* _PROBLEM DESCRIPTION_:
Nothing in the records should differ when they are repeated. Restate them word for word.

[Excerpts from an interface dataset]
..........

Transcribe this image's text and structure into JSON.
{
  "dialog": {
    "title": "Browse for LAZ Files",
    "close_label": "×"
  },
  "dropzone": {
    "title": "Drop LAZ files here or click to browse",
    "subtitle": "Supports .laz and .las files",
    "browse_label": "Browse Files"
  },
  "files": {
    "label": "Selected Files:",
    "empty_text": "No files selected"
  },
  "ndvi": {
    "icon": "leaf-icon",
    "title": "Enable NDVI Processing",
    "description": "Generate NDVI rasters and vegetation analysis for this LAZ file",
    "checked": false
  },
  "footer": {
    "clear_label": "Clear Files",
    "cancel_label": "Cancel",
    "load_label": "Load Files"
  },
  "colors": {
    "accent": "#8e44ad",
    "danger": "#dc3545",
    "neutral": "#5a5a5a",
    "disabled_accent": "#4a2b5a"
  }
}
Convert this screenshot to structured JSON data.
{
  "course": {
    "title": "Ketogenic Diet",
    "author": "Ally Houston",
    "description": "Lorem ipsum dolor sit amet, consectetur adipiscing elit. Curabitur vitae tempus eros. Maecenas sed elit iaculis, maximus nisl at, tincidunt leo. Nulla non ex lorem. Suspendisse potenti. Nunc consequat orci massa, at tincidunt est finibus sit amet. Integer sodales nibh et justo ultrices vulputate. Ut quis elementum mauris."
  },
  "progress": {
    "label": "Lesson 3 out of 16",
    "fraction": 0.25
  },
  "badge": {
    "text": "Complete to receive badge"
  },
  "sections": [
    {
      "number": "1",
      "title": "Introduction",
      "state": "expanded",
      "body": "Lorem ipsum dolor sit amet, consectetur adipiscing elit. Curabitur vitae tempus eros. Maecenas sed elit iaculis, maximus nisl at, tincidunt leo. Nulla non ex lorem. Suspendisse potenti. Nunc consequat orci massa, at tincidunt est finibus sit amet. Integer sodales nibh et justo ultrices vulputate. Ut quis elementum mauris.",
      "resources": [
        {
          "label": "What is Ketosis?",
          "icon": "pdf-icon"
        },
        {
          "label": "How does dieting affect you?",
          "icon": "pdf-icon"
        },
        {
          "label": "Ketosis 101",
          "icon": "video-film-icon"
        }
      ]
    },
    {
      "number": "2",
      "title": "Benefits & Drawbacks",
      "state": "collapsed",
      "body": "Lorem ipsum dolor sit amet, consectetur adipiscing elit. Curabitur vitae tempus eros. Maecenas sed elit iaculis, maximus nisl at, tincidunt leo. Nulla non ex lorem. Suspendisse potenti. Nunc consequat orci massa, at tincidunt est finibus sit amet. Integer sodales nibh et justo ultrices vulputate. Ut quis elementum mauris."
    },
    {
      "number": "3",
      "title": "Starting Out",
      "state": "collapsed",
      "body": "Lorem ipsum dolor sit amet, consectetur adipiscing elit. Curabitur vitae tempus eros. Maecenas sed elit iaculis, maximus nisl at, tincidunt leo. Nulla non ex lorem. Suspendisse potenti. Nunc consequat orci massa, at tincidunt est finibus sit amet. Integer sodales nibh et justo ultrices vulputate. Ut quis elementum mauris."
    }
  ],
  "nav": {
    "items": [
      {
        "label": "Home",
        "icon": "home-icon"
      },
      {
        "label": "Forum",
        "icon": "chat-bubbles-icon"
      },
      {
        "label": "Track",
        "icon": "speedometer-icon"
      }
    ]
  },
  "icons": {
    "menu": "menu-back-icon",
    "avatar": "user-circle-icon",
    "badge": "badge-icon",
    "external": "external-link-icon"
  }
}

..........

* _EXERCISE SOLUTION_:
Transcribe this image's text and structure into JSON.
{
  "dialog": {
    "title": "Browse for LAZ Files",
    "close_label": "×"
  },
  "dropzone": {
    "title": "Drop LAZ files here or click to browse",
    "subtitle": "Supports .laz and .las files",
    "browse_label": "Browse Files"
  },
  "files": {
    "label": "Selected Files:",
    "empty_text": "No files selected"
  },
  "ndvi": {
    "icon": "leaf-icon",
    "title": "Enable NDVI Processing",
    "description": "Generate NDVI rasters and vegetation analysis for this LAZ file",
    "checked": false
  },
  "footer": {
    "clear_label": "Clear Files",
    "cancel_label": "Cancel",
    "load_label": "Load Files"
  },
  "colors": {
    "accent": "#8e44ad",
    "danger": "#dc3545",
    "neutral": "#5a5a5a",
    "disabled_accent": "#4a2b5a"
  }
}
Convert this screenshot to structured JSON data.
{
  "course": {
    "title": "Ketogenic Diet",
    "author": "Ally Houston",
    "description": "Lorem ipsum dolor sit amet, consectetur adipiscing elit. Curabitur vitae tempus eros. Maecenas sed elit iaculis, maximus nisl at, tincidunt leo. Nulla non ex lorem. Suspendisse potenti. Nunc consequat orci massa, at tincidunt est finibus sit amet. Integer sodales nibh et justo ultrices vulputate. Ut quis elementum mauris."
  },
  "progress": {
    "label": "Lesson 3 out of 16",
    "fraction": 0.25
  },
  "badge": {
    "text": "Complete to receive badge"
  },
  "sections": [
    {
      "number": "1",
      "title": "Introduction",
      "state": "expanded",
      "body": "Lorem ipsum dolor sit amet, consectetur adipiscing elit. Curabitur vitae tempus eros. Maecenas sed elit iaculis, maximus nisl at, tincidunt leo. Nulla non ex lorem. Suspendisse potenti. Nunc consequat orci massa, at tincidunt est finibus sit amet. Integer sodales nibh et justo ultrices vulputate. Ut quis elementum mauris.",
      "resources": [
        {
          "label": "What is Ketosis?",
          "icon": "pdf-icon"
        },
        {
          "label": "How does dieting affect you?",
          "icon": "pdf-icon"
        },
        {
          "label": "Ketosis 101",
          "icon": "video-film-icon"
        }
      ]
    },
    {
      "number": "2",
      "title": "Benefits & Drawbacks",
      "state": "collapsed",
      "body": "Lorem ipsum dolor sit amet, consectetur adipiscing elit. Curabitur vitae tempus eros. Maecenas sed elit iaculis, maximus nisl at, tincidunt leo. Nulla non ex lorem. Suspendisse potenti. Nunc consequat orci massa, at tincidunt est finibus sit amet. Integer sodales nibh et justo ultrices vulputate. Ut quis elementum mauris."
    },
    {
      "number": "3",
      "title": "Starting Out",
      "state": "collapsed",
      "body": "Lorem ipsum dolor sit amet, consectetur adipiscing elit. Curabitur vitae tempus eros. Maecenas sed elit iaculis, maximus nisl at, tincidunt leo. Nulla non ex lorem. Suspendisse potenti. Nunc consequat orci massa, at tincidunt est finibus sit amet. Integer sodales nibh et justo ultrices vulputate. Ut quis elementum mauris."
    }
  ],
  "nav": {
    "items": [
      {
        "label": "Home",
        "icon": "home-icon"
      },
      {
        "label": "Forum",
        "icon": "chat-bubbles-icon"
      },
      {
        "label": "Track",
        "icon": "speedometer-icon"
      }
    ]
  },
  "icons": {
    "menu": "menu-back-icon",
    "avatar": "user-circle-icon",
    "badge": "badge-icon",
    "external": "external-link-icon"
  }
}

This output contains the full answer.